Step 2: Positioning brand

It means take your brand name is such a position that it is embedded in the minds of the people. Obviously, a ‘desi’ (local) approach has a better reachability than any other techniques inculcated globally. Regional or local names, tag-lines and slogans in native languages, describing features in easy and lucid languages, easy to remember symbols, advertisements in vernacular languages etc. work better in penetrating rural and semi-rural markets. For example, Shree Cement Limited has introduced a cement named Shree Ultra Jung Rodhak (Anti Rust) Cement. This brand created an image in the minds of the people especially in rural areas that this is the cement that protects your house from rusting. The idea clicks and a notion is created among the masses which stimulates revenues.

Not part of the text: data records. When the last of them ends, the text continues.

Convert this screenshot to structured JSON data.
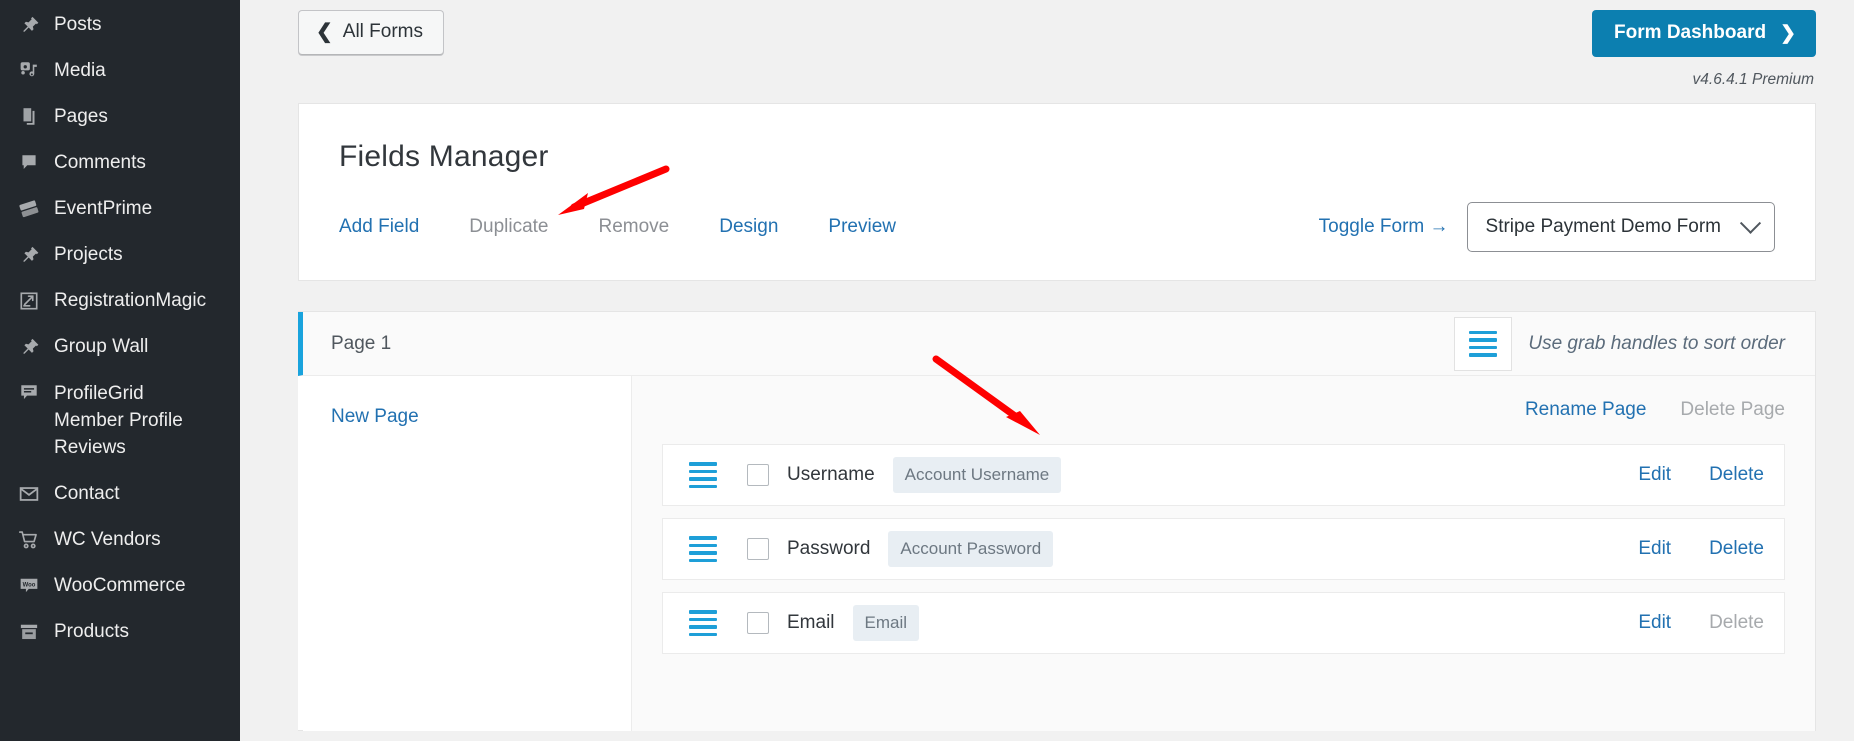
{
  "sidebar": {
    "items": [
      {
        "label": "Posts",
        "icon": "pin-icon"
      },
      {
        "label": "Media",
        "icon": "media-icon"
      },
      {
        "label": "Pages",
        "icon": "pages-icon"
      },
      {
        "label": "Comments",
        "icon": "comment-icon"
      },
      {
        "label": "EventPrime",
        "icon": "ticket-icon"
      },
      {
        "label": "Projects",
        "icon": "pin-icon"
      },
      {
        "label": "RegistrationMagic",
        "icon": "form-edit-icon"
      },
      {
        "label": "Group Wall",
        "icon": "pin-icon"
      },
      {
        "label": "ProfileGrid Member Profile Reviews",
        "icon": "comment-lines-icon"
      },
      {
        "label": "Contact",
        "icon": "envelope-icon"
      },
      {
        "label": "WC Vendors",
        "icon": "cart-icon"
      },
      {
        "label": "WooCommerce",
        "icon": "woo-icon"
      },
      {
        "label": "Products",
        "icon": "products-icon"
      }
    ]
  },
  "topbar": {
    "all_forms_label": "All Forms",
    "all_forms_icon": "chevron-left-icon",
    "dashboard_label": "Form Dashboard",
    "dashboard_icon": "chevron-right-icon",
    "version": "v4.6.4.1 Premium",
    "accent_blue": "#0c7fb0"
  },
  "panel": {
    "title": "Fields Manager",
    "actions": [
      {
        "label": "Add Field",
        "disabled": false
      },
      {
        "label": "Duplicate",
        "disabled": true
      },
      {
        "label": "Remove",
        "disabled": true
      },
      {
        "label": "Design",
        "disabled": false
      },
      {
        "label": "Preview",
        "disabled": false
      }
    ],
    "toggle_form_label": "Toggle Form →",
    "form_select": {
      "value": "Stripe Payment Demo Form",
      "caret_icon": "chevron-down-icon"
    }
  },
  "page_block": {
    "tab_label": "Page 1",
    "grab_icon": "grab-handle-icon",
    "grab_hint": "Use grab handles to sort order",
    "new_page_label": "New Page",
    "rename_page_label": "Rename Page",
    "delete_page_label": "Delete Page",
    "delete_page_disabled": true,
    "accent_bar_color": "#19a3dd",
    "fields": [
      {
        "handle_icon": "grab-handle-icon",
        "checked": false,
        "label": "Username",
        "badge": "Account Username",
        "edit_label": "Edit",
        "delete_label": "Delete",
        "delete_disabled": false
      },
      {
        "handle_icon": "grab-handle-icon",
        "checked": false,
        "label": "Password",
        "badge": "Account Password",
        "edit_label": "Edit",
        "delete_label": "Delete",
        "delete_disabled": false
      },
      {
        "handle_icon": "grab-handle-icon",
        "checked": false,
        "label": "Email",
        "badge": "Email",
        "edit_label": "Edit",
        "delete_label": "Delete",
        "delete_disabled": true
      }
    ]
  },
  "annotations": {
    "color": "#fe0000",
    "arrow_1_target": "Add Field",
    "arrow_2_target": "Username field row"
  }
}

Step 3: Enhancing recognition

Your brand needs a recognition which is beyond your practiced business techniques. It’s the identification mark that creates a space for you. For example, your logo or symbol with materialistic element surrounding us draws more attention than abstract arts. Suppose you are using a symbol of small metallic water pot (‘lota’ in Hindi) on a matchbox produced by you. Rural people where the literacy rate is not that high, they remember such things very easily. They will go to the shop and say ‘lota wala machish dena’; please give me the match with a symbol of ‘lota’. Here is your victory.

Step 4: Building brand image

Try to create a brand having a personality, especially in the eyes of rural people. The brand name should be such, that radiates respect, proud and trust. Like Mahindra & Mahindra Ltd. Introduced tractor series brands like Arjun, Yuvraj, Swaraj etc. People like these names and associate them with the statures.

Step 5: Countering spurious brands

This is what differentiates branding in urban areas to rural areas. Sounds odd, but the fact is your own brand has to fight against lots of brands that look alike, spells alike and the products which look desperately duplicate. Manufacturers of such spurious brands mostly ride piggyback on the advertising campaign of large players and establish their own brands in the region. Since rural customers are less literate and exposed to various brands only through media, the chances of their going to the market brand recall and being duped are high. This eventually affects their post-purchase decisions and can harm the image of the company.

A few steps that can counter spurious brands are:
a) Set-up a task force to curb the menace of duplicate manufacturers. Involve police and administration to take stringent action against unscrupulous traders and marketers.
b) Packaging upgradation is one of the effective tools to counter spurious brands. Constant changing of packets may leave them at a loss.
c) An uninterrupted supply and better distribution network will help manufacturers to be present in rural areas which ultimately results in the ouster of fake and spurious brands from the market.

A new study has revealed that branding with social perspective especially in the rural areas has better exposure than anything else. It means the companies interested in augmenting brand value should tie up or associate or sponsor social causes of upliftment. On the one hand, it will advertise about the brands’ presence in the market which the Company is striving for and on the other, the social living standards of the people can be exalted. For example, detergent and soap manufacturing companies are involving themselves in the awareness programs addressing hand sanitation and hygiene.